Child Support in Texas – Part 1
This week’s post is the first of two parts on child support in Texas. If you follow the “letter of the law” when determining child support – whether in Collin County, Dallas County, Denton County, or any other county in the state – the Texas Family Code has a specific formula for how child support amounts are calculated.
First, you should know that under Texas law, except in unique circumstances, the needs of your child would not be factored into the amount of child support you receive or pay. And in Texas, only the income of the paying parent is used to determine the child support amount to be paid. You read that correctly – the income of the parent receiving child support is not factored into the child support equation in Texas.
Different states around the country use a different child support calculation than in Texas. Many states use a formula that takes into account the income of both parents, ad others go so far as to factor in the budgeted needs and expenses of the children. But in Texas, the law takes only the paying parent’s gross income, deducts amounts for social security taxes, federal income tax (based on one exemption for a single person and the standard deduction), cost of health insurance for the child that the parent will pay, and if any, union dues and state income taxes. From that net amount, the law requires that the parent pay a percentage of the net income to the other parent each month based on the number of children:

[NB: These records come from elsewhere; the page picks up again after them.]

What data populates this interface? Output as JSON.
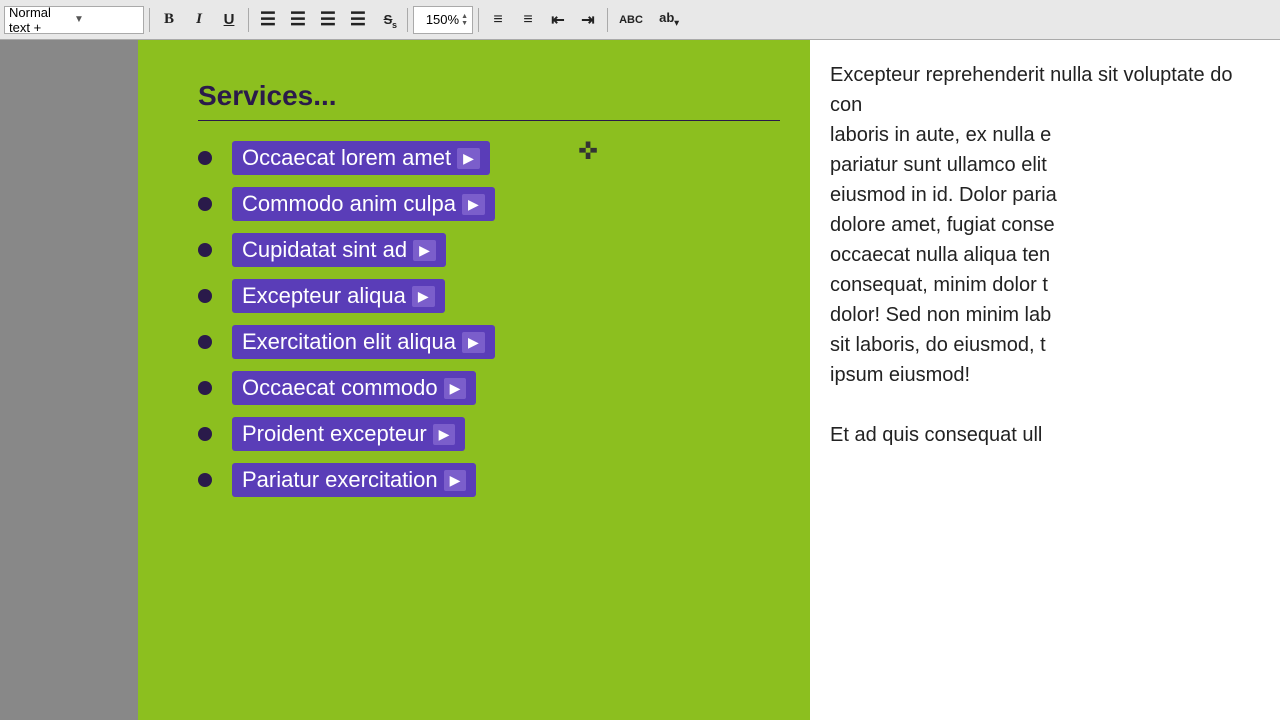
{
  "toolbar": {
    "style_label": "Normal text +",
    "bold_label": "B",
    "italic_label": "I",
    "underline_label": "U",
    "strikethrough_label": "S",
    "align_left": "≡",
    "align_center": "≡",
    "align_right": "≡",
    "align_justify": "≡",
    "zoom_value": "150%",
    "list_unordered": "≡",
    "list_ordered": "≡",
    "outdent": "⇤",
    "indent": "⇥",
    "spellcheck": "ABC",
    "format": "ab"
  },
  "green_panel": {
    "title": "Services...",
    "items": [
      {
        "label": "Occaecat lorem amet",
        "has_arrow": true
      },
      {
        "label": "Commodo anim culpa",
        "has_arrow": true
      },
      {
        "label": "Cupidatat sint ad",
        "has_arrow": true
      },
      {
        "label": "Excepteur aliqua",
        "has_arrow": true
      },
      {
        "label": "Exercitation elit aliqua",
        "has_arrow": true
      },
      {
        "label": "Occaecat commodo",
        "has_arrow": true
      },
      {
        "label": "Proident excepteur",
        "has_arrow": true
      },
      {
        "label": "Pariatur exercitation",
        "has_arrow": true
      }
    ]
  },
  "right_panel": {
    "text": "Excepteur reprehenderit nulla sit voluptate do con laboris in aute, ex nulla e pariatur sunt ullamco elit eiusmod in id. Dolor paria dolore amet, fugiat conse occaecat nulla aliqua ten consequat, minim dolor t dolor! Sed non minim lab sit laboris, do eiusmod, t ipsum eiusmod!\n\nEt ad quis consequat ull"
  },
  "colors": {
    "purple_bg": "#5a3db8",
    "green_bg": "#8cbf1f",
    "dark_text": "#2a1a4a",
    "white": "#ffffff"
  }
}
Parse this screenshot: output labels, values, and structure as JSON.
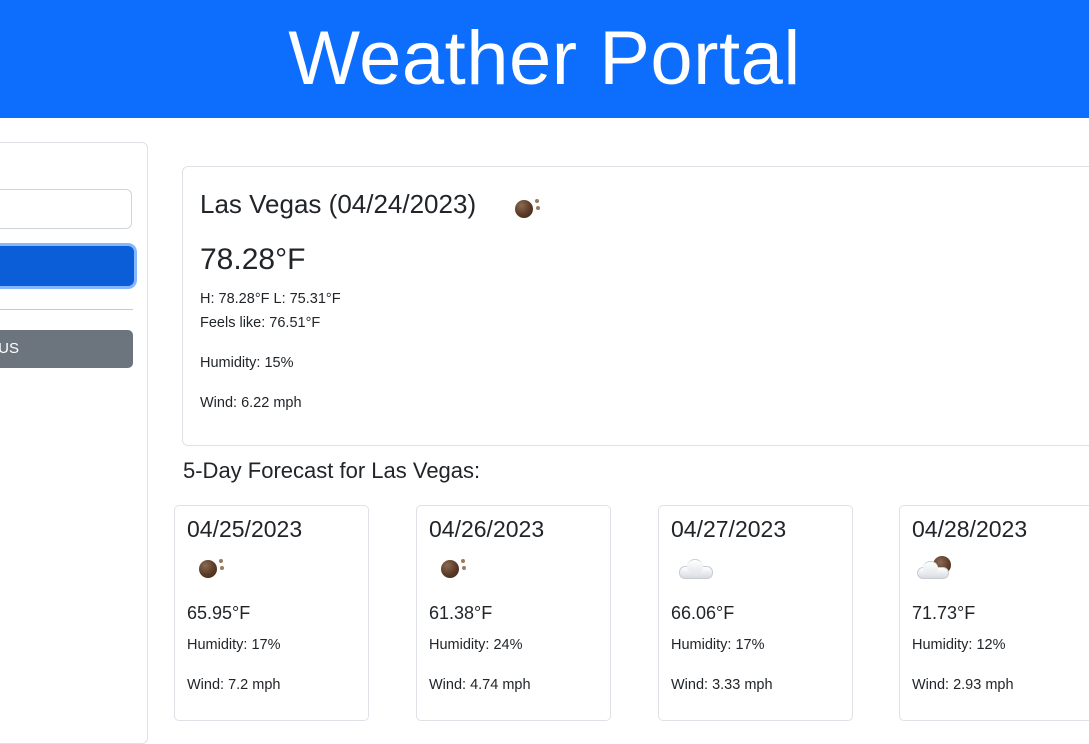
{
  "header": {
    "title": "Weather Portal"
  },
  "sidebar": {
    "search_placeholder": "",
    "search_button_label": "",
    "history": [
      {
        "label": "US"
      }
    ]
  },
  "current": {
    "title": "Las Vegas (04/24/2023)",
    "icon": "rain-icon",
    "temp": "78.28°F",
    "hilo": "H: 78.28°F L: 75.31°F",
    "feels_like": "Feels like: 76.51°F",
    "humidity": "Humidity: 15%",
    "wind": "Wind: 6.22 mph"
  },
  "forecast": {
    "heading": "5-Day Forecast for Las Vegas:",
    "days": [
      {
        "date": "04/25/2023",
        "icon": "rain-icon",
        "temp": "65.95°F",
        "humidity": "Humidity: 17%",
        "wind": "Wind: 7.2 mph"
      },
      {
        "date": "04/26/2023",
        "icon": "rain-icon",
        "temp": "61.38°F",
        "humidity": "Humidity: 24%",
        "wind": "Wind: 4.74 mph"
      },
      {
        "date": "04/27/2023",
        "icon": "cloud-icon",
        "temp": "66.06°F",
        "humidity": "Humidity: 17%",
        "wind": "Wind: 3.33 mph"
      },
      {
        "date": "04/28/2023",
        "icon": "partly-cloudy-icon",
        "temp": "71.73°F",
        "humidity": "Humidity: 12%",
        "wind": "Wind: 2.93 mph"
      }
    ]
  },
  "colors": {
    "header_bg": "#0d6efd",
    "search_button_bg": "#0b5ed7",
    "history_button_bg": "#6c757d"
  }
}
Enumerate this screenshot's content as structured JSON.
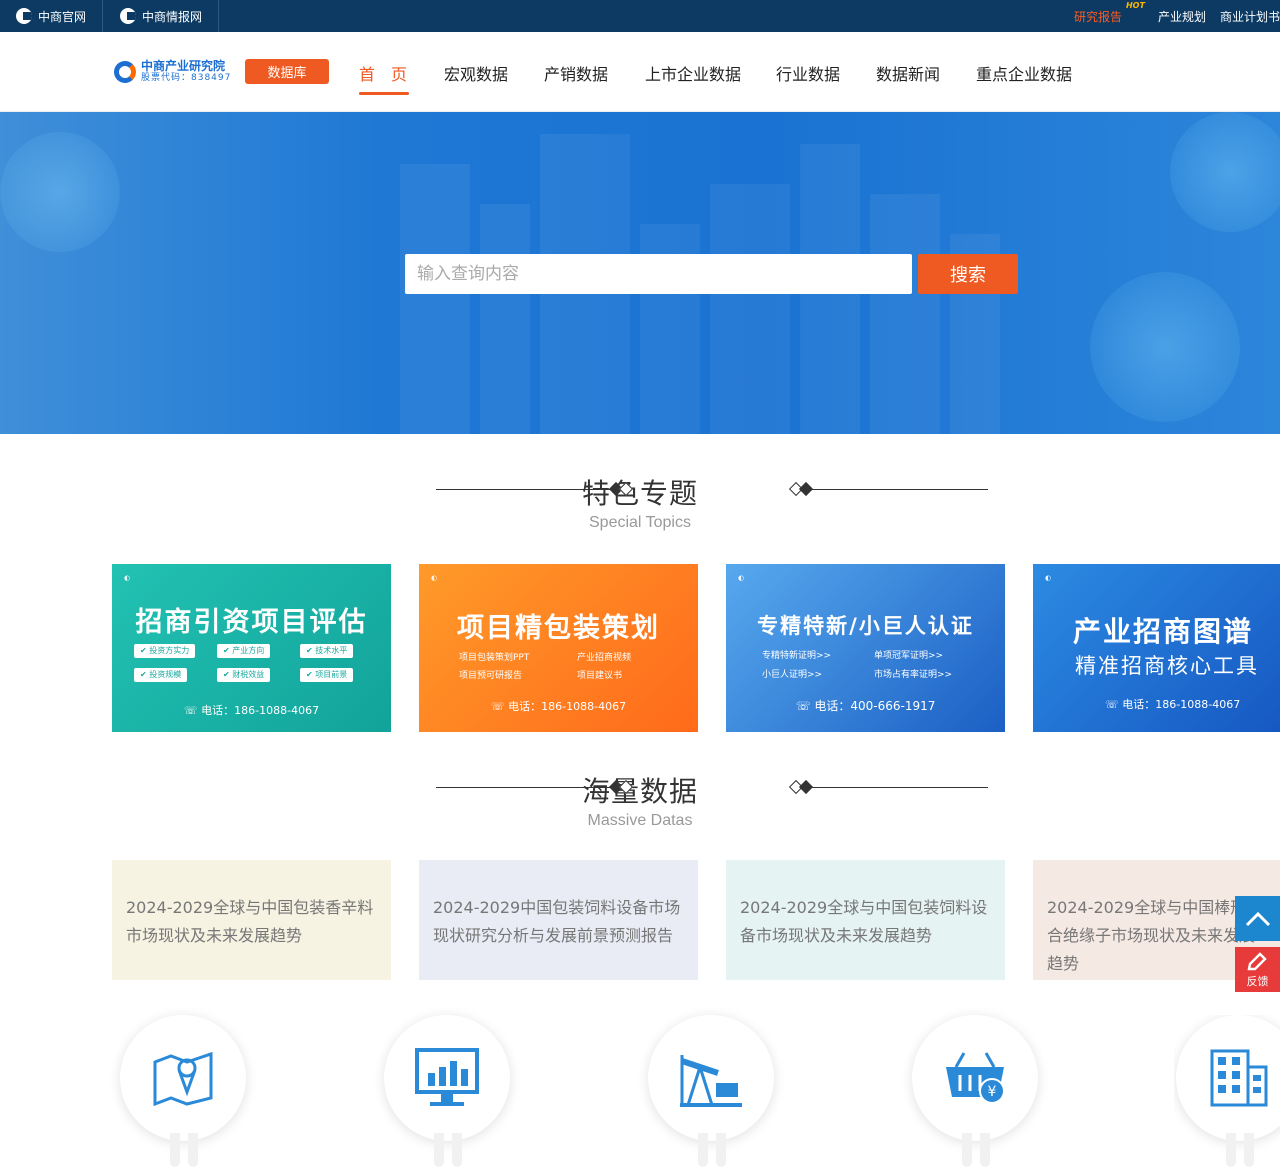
{
  "topbar": {
    "site1": "中商官网",
    "site2": "中商情报网",
    "links": [
      "研究报告",
      "产业规划",
      "商业计划书"
    ],
    "hot": "HOT"
  },
  "header": {
    "brand_cn": "中商产业研究院",
    "brand_code": "股票代码：838497",
    "db_button": "数据库",
    "nav": [
      "首　页",
      "宏观数据",
      "产销数据",
      "上市企业数据",
      "行业数据",
      "数据新闻",
      "重点企业数据"
    ]
  },
  "search": {
    "placeholder": "输入查询内容",
    "button": "搜索"
  },
  "sections": {
    "topics": {
      "cn": "特色专题",
      "en": "Special Topics"
    },
    "massive": {
      "cn": "海量数据",
      "en": "Massive Datas"
    }
  },
  "topics": [
    {
      "title": "招商引资项目评估",
      "tags": [
        "投资方实力",
        "产业方向",
        "技术水平",
        "投资规模",
        "财税效益",
        "项目前景"
      ],
      "phone": "电话：186-1088-4067",
      "color": "#19b0a6"
    },
    {
      "title": "项目精包装策划",
      "tags": [
        "项目包装策划PPT",
        "产业招商视频",
        "项目预可研报告",
        "项目建议书"
      ],
      "phone": "电话：186-1088-4067",
      "color": "#ff7a1f"
    },
    {
      "title": "专精特新/小巨人认证",
      "tags": [
        "专精特新证明>>",
        "单项冠军证明>>",
        "小巨人证明>>",
        "市场占有率证明>>"
      ],
      "phone": "电话：400-666-1917",
      "color": "#2a7ad8"
    },
    {
      "title": "产业招商图谱",
      "subtitle": "精准招商核心工具",
      "phone": "电话：186-1088-4067",
      "color": "#1c6fd6"
    }
  ],
  "data_cards": [
    {
      "text": "2024-2029全球与中国包装香辛料市场现状及未来发展趋势",
      "bg": "#f6f3e3"
    },
    {
      "text": "2024-2029中国包装饲料设备市场现状研究分析与发展前景预测报告",
      "bg": "#e9ecf5"
    },
    {
      "text": "2024-2029全球与中国包装饲料设备市场现状及未来发展趋势",
      "bg": "#e5f3f2"
    },
    {
      "text": "2024-2029全球与中国棒形组合绝缘子市场现状及未来发展趋势",
      "bg": "#f5e9e3"
    }
  ],
  "icons": [
    "map-icon",
    "monitor-chart-icon",
    "oil-pump-icon",
    "shopping-basket-icon",
    "building-icon"
  ],
  "float": {
    "feedback": "反馈"
  }
}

- 20% for 1 child
- 25% for 2 children
- 30% for 3 children
- 35% for 4 children
- 40% for 5 children
- at least 40% for 6 or more children
Texas law does place a maximum (or “cap”) on the amount of child support paid each month. After taxes are deducted as described above, the maximum amount of net income from which a parent must pay child support is $8,550 per month – or a net income of $102,600 per year. So, in Texas, the most a parent will have to pay in child support each month based on this formula set in the Texas Family Code is as follows:
- 1 child - $1,710
- 2 children - $2,137.50
- 3 children - $2,565
- 4 children – 2,992.50
- 5 children - $3,420
- 6 or more children – at least $3,420
So, if the paying parent makes $300,000 per year, that parent still will not be obligated to pay more than the maximum amount noted above. (There is an exception for special circumstances. For example, if a child needs specialized education resources, a judge could order that the paying parent pay more than statutory amount set out in the charts above.) The same calculation is also applied if the parent receiving child support makes a higher income than the paying parent.
Many parents question the rationality of a system that bases child support only on what one parent makes in income and with no regard to a child’s actual needs and expenses. Enter a Collaborative Divorce. In a Collaborative Divorce process, the parents CAN consider all of these factors – income of dad, income of mom, activities of the children, private school costs, and so on. In Part 2 of this piece, we’ll explore the different ways parents can structure child support using the Collaborative Divorce process.
Rhonda Cleaves is a Plano divorce lawyer whose practice is focused on Collaborative Divorce and other settlement processes such as mediation.